◆ **WORK REQUIRED**
Using the word "What" as the filter, copy each matching line from the records.

◆ **EXERCISE MATERIALS**
■ ■ ■ ■ ■ ■ ■
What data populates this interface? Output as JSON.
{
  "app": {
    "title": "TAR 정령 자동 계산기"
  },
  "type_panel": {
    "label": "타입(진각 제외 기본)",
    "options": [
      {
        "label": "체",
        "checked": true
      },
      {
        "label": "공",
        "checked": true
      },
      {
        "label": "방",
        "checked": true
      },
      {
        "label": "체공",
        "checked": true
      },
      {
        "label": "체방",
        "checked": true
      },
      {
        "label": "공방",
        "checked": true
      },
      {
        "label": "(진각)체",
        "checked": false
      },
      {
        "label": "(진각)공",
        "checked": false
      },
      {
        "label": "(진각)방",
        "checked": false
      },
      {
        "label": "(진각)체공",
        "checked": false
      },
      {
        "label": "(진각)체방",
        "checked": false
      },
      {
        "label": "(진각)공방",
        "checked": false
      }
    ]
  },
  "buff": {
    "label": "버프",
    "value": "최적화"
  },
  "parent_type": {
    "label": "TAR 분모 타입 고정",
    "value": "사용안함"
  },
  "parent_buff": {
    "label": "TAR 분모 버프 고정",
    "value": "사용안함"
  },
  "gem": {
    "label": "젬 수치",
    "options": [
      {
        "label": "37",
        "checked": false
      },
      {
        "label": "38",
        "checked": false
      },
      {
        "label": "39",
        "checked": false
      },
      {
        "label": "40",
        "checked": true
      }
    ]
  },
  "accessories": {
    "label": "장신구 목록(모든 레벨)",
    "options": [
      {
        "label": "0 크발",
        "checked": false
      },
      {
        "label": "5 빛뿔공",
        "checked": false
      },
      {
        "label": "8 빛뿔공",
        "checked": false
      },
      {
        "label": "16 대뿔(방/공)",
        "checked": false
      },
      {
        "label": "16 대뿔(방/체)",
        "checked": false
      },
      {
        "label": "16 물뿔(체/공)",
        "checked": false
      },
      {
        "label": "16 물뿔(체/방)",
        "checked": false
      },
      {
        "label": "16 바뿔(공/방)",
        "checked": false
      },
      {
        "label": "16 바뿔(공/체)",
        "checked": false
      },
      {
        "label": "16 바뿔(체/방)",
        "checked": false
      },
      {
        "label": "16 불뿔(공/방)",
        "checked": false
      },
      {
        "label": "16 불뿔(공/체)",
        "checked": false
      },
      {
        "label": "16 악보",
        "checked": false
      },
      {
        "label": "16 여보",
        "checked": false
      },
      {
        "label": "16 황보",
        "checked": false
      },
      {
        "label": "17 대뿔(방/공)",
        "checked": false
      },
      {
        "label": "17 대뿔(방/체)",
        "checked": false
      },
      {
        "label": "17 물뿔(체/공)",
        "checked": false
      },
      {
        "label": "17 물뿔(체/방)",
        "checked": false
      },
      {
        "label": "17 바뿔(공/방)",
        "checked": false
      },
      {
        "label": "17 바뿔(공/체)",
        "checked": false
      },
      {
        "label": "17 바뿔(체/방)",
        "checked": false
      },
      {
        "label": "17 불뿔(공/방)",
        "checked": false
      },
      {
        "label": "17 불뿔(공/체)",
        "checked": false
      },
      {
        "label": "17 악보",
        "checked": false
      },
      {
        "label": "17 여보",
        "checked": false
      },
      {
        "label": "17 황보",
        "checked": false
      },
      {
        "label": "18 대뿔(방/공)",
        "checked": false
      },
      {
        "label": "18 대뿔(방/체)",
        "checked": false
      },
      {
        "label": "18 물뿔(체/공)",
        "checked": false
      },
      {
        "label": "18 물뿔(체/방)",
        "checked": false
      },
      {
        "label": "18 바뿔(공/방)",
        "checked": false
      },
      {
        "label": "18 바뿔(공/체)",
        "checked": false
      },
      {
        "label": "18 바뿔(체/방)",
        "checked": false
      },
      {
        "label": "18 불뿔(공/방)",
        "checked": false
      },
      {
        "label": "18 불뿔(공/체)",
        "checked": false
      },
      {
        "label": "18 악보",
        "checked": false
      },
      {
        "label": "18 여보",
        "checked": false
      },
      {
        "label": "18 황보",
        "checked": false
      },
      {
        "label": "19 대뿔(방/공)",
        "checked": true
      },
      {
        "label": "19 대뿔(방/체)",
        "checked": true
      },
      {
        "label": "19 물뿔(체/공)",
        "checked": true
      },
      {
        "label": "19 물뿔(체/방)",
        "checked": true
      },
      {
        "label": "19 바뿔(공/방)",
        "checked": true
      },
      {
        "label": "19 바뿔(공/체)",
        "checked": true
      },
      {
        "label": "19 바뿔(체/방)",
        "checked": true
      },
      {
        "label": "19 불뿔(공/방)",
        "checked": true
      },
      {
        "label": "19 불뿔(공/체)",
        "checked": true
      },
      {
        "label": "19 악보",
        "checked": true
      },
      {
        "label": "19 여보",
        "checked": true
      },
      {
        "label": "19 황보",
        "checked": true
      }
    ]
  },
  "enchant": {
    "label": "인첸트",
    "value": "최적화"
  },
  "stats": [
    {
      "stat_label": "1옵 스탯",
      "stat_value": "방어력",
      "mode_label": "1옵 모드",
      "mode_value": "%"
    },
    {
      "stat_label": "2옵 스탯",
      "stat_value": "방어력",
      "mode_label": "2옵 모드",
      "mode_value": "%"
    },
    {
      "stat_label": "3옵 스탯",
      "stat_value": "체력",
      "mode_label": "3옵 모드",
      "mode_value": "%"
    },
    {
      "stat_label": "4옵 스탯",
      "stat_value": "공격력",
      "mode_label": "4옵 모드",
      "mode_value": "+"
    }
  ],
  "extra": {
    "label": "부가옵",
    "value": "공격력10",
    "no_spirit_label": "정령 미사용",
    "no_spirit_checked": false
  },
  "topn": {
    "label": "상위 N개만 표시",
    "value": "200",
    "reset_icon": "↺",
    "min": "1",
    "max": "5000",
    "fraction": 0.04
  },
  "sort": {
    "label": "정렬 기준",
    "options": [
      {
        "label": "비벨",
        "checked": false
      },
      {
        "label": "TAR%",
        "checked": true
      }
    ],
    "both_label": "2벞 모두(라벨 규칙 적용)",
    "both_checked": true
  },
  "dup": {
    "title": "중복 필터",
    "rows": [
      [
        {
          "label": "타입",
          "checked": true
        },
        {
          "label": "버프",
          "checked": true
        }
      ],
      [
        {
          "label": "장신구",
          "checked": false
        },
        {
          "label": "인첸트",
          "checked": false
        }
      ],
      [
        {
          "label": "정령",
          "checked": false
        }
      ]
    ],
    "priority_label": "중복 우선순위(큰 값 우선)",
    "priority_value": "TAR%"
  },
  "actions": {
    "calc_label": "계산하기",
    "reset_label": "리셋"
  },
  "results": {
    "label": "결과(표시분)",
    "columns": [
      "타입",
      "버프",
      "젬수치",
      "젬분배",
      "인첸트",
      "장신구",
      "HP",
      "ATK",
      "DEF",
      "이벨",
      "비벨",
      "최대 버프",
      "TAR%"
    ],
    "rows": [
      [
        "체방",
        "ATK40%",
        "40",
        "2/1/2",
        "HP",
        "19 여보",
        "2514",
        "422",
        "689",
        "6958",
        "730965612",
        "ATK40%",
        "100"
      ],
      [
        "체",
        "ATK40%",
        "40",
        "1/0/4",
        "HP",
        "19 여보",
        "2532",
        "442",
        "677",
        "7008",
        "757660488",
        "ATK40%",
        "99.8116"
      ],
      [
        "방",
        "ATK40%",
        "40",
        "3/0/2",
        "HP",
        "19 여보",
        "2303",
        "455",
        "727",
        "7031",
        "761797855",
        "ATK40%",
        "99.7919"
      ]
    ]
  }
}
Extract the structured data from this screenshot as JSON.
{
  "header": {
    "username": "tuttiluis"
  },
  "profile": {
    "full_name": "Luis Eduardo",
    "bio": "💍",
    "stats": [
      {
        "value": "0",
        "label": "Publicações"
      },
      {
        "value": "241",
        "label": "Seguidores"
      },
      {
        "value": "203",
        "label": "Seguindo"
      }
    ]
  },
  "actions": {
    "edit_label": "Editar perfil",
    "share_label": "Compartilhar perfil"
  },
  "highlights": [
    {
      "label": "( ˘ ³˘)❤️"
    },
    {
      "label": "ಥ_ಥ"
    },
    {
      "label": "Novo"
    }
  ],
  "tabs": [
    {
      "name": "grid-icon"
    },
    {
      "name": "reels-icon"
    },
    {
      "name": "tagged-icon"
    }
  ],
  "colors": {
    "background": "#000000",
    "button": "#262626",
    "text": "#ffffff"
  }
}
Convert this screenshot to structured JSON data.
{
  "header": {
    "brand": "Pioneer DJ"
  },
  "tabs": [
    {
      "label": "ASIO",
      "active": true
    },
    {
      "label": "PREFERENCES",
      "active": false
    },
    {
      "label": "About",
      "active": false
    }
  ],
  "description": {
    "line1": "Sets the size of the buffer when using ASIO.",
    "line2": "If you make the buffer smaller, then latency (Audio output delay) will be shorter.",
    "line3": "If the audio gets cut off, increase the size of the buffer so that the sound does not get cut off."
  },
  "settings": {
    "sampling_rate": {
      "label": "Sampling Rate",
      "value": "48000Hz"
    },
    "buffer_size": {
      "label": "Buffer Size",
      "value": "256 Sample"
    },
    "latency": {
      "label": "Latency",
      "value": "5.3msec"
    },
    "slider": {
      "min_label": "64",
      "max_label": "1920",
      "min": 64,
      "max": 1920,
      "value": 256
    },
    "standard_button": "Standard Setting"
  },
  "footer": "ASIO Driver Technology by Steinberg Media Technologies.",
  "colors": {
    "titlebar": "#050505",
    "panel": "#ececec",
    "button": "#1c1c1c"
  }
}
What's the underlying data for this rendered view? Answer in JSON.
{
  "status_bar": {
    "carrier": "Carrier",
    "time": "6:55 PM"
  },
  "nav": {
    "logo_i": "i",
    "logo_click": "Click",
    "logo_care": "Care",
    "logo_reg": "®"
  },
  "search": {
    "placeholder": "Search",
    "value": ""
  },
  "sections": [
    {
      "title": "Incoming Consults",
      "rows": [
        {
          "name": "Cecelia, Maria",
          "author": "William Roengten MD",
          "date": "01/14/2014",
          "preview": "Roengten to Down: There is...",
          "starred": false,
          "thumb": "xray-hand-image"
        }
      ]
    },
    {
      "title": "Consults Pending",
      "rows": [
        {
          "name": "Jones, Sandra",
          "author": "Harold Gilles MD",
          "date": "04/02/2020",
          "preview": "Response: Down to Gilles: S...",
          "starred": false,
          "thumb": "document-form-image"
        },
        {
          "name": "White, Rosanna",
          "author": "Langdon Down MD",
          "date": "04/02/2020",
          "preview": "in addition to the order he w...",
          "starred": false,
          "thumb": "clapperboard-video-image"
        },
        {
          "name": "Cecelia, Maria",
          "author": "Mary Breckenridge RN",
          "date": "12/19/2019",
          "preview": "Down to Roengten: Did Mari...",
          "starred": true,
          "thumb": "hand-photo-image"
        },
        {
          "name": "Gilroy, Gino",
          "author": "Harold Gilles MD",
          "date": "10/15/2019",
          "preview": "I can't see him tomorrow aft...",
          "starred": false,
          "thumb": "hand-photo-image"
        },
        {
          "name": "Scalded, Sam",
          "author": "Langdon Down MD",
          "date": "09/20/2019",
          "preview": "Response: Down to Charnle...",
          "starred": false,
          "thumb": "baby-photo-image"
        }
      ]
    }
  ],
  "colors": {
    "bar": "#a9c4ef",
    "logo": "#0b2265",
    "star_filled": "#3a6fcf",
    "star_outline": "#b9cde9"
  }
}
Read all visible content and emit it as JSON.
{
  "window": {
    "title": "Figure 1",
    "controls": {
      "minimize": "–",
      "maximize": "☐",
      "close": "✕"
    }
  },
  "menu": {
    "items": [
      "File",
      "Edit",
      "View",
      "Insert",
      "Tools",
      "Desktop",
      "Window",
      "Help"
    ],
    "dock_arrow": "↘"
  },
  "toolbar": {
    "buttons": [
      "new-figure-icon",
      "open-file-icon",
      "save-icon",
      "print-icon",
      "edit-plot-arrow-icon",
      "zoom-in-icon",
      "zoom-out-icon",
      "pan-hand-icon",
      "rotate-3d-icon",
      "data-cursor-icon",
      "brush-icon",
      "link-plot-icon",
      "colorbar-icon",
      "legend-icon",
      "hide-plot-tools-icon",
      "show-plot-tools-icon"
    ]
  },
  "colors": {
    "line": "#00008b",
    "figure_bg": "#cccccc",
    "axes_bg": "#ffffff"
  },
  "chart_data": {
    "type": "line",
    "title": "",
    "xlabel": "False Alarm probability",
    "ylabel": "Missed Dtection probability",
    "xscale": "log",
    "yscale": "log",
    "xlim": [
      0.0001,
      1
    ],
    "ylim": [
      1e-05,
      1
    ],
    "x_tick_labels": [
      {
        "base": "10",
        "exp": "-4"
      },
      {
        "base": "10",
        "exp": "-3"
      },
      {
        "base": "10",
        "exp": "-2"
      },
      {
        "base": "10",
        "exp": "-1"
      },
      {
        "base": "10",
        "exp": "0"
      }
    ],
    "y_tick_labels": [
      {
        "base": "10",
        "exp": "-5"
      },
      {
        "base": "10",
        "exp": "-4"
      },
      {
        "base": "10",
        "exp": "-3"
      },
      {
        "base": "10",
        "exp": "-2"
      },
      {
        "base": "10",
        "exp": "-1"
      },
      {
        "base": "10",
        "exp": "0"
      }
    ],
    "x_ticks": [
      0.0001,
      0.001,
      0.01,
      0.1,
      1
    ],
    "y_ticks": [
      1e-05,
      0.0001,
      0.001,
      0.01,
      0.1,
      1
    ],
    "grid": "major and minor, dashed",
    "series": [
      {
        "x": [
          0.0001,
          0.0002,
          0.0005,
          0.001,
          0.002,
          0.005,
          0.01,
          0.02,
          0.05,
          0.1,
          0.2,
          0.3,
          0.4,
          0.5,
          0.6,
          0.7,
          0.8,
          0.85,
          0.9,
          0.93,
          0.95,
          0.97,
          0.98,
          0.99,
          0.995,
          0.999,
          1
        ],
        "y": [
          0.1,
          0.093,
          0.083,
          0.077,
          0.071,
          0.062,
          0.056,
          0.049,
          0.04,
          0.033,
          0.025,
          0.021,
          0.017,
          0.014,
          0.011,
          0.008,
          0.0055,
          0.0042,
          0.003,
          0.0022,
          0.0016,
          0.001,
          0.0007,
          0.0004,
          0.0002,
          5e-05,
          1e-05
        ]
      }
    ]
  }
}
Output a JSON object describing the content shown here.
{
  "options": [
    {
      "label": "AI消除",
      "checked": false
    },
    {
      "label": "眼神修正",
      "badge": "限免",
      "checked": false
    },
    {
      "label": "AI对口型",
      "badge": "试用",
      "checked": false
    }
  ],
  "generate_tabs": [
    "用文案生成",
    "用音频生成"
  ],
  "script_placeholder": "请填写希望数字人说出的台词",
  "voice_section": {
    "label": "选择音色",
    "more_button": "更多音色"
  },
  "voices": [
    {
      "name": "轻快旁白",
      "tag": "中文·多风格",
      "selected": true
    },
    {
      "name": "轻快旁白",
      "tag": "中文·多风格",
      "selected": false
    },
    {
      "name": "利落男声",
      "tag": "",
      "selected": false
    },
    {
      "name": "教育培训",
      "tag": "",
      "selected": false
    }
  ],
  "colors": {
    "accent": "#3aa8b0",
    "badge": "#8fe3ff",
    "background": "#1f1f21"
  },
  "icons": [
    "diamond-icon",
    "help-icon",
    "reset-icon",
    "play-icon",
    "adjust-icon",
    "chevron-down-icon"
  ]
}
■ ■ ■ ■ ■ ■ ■
◆ **SOLVED EXERCISE**
What data populates this interface? Output as JSON.
What's the underlying data for this rendered view? Answer in JSON.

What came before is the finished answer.